Coups may be signs of failure, but they can also be signs of rebirth. It is an irony of history that too much emphasis on the process of democracy sometimes leads to the opposite result. The Egyptian military may have ended Morsi’s ambition, but it has offered Egypt its last best chance to avoid Islamist dictatorship.

The collapse of the 23-year dictatorship, the first ever collapse of an Arab leader to a “people power” uprising is shaking the Muslim world. President Zine al-Abedine Ben Ali who wanted to rule further until 2014 had to fled out of the country due to the mass uprising in every corner of Tunisia, and now, he is hiding in Jeddah, Saudi Arabia another authoritarian state, with his tail between his legs.

The spark to the riot was after, Mohamed Bouazizi, set himself ablaze on December 17 out of sheer frustration. Mohamed was a young graduate who sold fruits and vegetables for a living, he was locked up and his cart with all his fruits and vegetables was confiscated by the Tunisian authorities for his failure to secure proper license. He eventually died an agonising death on January 5.

Now Tunisia’s “Jasmine Revolution” has spread to neighbouring Egypt and is about to knock off President Hosni Mubarak from his 30 years dictatorship. Mubarak has gone into hiding now. It is spreading like wild fire across the Arab world. Like Tunisia, and now in Egypt, similar protest over unemployment and food prices have also started in Jordan, Algeria, Yemen and even Saudi Arabia in the past weeks, all these countries has a big percentage of young people, majority are well-educated but a lot unemployed.

This has been one hell of a revolution. It places the military on top and is a another step towards perpetuating the “militarized democracy”. Mubarak went because he wanted to establish a civilian oligarchy led by his son.
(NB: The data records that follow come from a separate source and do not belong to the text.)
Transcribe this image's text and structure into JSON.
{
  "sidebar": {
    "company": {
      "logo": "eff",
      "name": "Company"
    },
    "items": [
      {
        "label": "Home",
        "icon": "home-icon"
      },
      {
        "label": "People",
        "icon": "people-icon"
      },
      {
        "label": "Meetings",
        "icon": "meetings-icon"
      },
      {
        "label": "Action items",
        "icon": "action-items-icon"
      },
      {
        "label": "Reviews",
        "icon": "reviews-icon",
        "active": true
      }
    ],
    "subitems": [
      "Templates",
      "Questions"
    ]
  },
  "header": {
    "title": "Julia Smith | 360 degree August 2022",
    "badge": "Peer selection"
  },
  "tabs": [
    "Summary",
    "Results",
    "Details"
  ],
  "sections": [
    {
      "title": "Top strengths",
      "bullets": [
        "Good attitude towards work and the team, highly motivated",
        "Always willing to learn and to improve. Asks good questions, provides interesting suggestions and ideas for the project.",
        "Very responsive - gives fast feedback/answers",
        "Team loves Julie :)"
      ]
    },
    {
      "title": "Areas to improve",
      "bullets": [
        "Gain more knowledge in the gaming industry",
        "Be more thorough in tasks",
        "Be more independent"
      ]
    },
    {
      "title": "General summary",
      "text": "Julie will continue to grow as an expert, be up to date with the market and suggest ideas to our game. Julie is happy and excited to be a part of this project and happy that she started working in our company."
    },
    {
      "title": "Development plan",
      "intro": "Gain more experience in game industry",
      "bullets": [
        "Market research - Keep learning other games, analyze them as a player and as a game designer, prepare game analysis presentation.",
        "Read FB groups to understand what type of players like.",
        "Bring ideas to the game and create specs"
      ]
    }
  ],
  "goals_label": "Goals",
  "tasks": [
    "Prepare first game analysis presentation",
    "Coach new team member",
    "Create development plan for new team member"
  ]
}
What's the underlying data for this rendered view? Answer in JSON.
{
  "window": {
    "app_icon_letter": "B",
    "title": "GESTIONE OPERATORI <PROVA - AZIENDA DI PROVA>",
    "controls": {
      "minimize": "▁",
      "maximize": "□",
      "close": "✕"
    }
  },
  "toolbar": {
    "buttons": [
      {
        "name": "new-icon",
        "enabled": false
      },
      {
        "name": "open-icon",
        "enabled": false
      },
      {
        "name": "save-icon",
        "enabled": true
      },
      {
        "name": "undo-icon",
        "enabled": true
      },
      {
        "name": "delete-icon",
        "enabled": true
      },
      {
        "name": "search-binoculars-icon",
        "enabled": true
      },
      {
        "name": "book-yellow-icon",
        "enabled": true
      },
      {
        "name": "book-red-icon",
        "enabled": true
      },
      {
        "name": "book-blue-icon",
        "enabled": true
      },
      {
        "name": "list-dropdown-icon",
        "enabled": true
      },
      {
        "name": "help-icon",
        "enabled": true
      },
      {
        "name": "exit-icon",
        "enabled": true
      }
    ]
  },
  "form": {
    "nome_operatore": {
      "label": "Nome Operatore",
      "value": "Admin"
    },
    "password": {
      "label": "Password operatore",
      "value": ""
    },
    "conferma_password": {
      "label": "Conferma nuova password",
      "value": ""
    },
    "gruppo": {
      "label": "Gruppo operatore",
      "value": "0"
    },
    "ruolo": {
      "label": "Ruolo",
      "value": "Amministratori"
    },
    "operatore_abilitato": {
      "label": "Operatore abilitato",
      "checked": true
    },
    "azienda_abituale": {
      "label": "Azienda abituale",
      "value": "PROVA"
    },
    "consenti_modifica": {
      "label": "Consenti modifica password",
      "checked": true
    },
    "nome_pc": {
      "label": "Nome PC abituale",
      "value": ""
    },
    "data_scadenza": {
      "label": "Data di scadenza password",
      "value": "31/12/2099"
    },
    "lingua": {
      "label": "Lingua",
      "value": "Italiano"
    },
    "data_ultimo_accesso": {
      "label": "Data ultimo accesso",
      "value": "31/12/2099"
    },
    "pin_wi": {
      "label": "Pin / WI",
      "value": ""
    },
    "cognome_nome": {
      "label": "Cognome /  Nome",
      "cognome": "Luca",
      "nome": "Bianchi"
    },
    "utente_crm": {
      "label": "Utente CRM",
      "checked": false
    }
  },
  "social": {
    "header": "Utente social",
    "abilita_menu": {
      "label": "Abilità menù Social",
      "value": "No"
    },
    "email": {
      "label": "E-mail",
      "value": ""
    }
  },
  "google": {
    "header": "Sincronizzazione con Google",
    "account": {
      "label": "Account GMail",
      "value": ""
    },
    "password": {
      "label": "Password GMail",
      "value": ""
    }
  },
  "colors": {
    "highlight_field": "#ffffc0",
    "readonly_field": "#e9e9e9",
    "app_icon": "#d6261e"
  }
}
Anyway, the people of Egypt will be lucky if their military hands over power to a democratically elected govt in 6 months as promised !!

Comparing this with the situation that is prevailing in our country, do we see something similar happening here. I believe the situation here is not that bad yet although we have our share of widespread police abuse and death in police custody like the case of 22 year-old Kugan Ananthan who died a horrible, lonely death with his body bore the marks of several wounds from severe beatings and torture from the hands of policemen. Then we have the case of Teoh Beng Hock who died in the custody of the Malaysian Anti Corruption Agency and we are told that Teoh Beng Hock did not commit suicide but neither was his death a homicide. Then we are told again that the police are allowed to shoot as in the case of Aminulrasyid Amzah, the 15 year-old who died in a hail of police bullets. Then recently, there was the case of businessman Chia Buang Hing, 34 who was beaten up by the cops when he was stopped at a police road-block. So many more cases of torture and abuse from the hands of the authorities and it may take me many more pages to complete.

Don’t you think they are testing our patience? I tell you, the way our government is handling the situation really sucks, our belief in the forces of law and order have eroded badly.

Don’t you think Malaysia too is ready for this kind of an upheaval?

The conditions are here also: A dysfunctional polity, corrupt politicians, self absorbed bureaucrats, an uncaring elite, increasing disparities in income and consumption, and an all pervasive corrupt and insolent government.

So is it a matter of when or is it still a question of why?

Or when will we come out and say… CUKUP!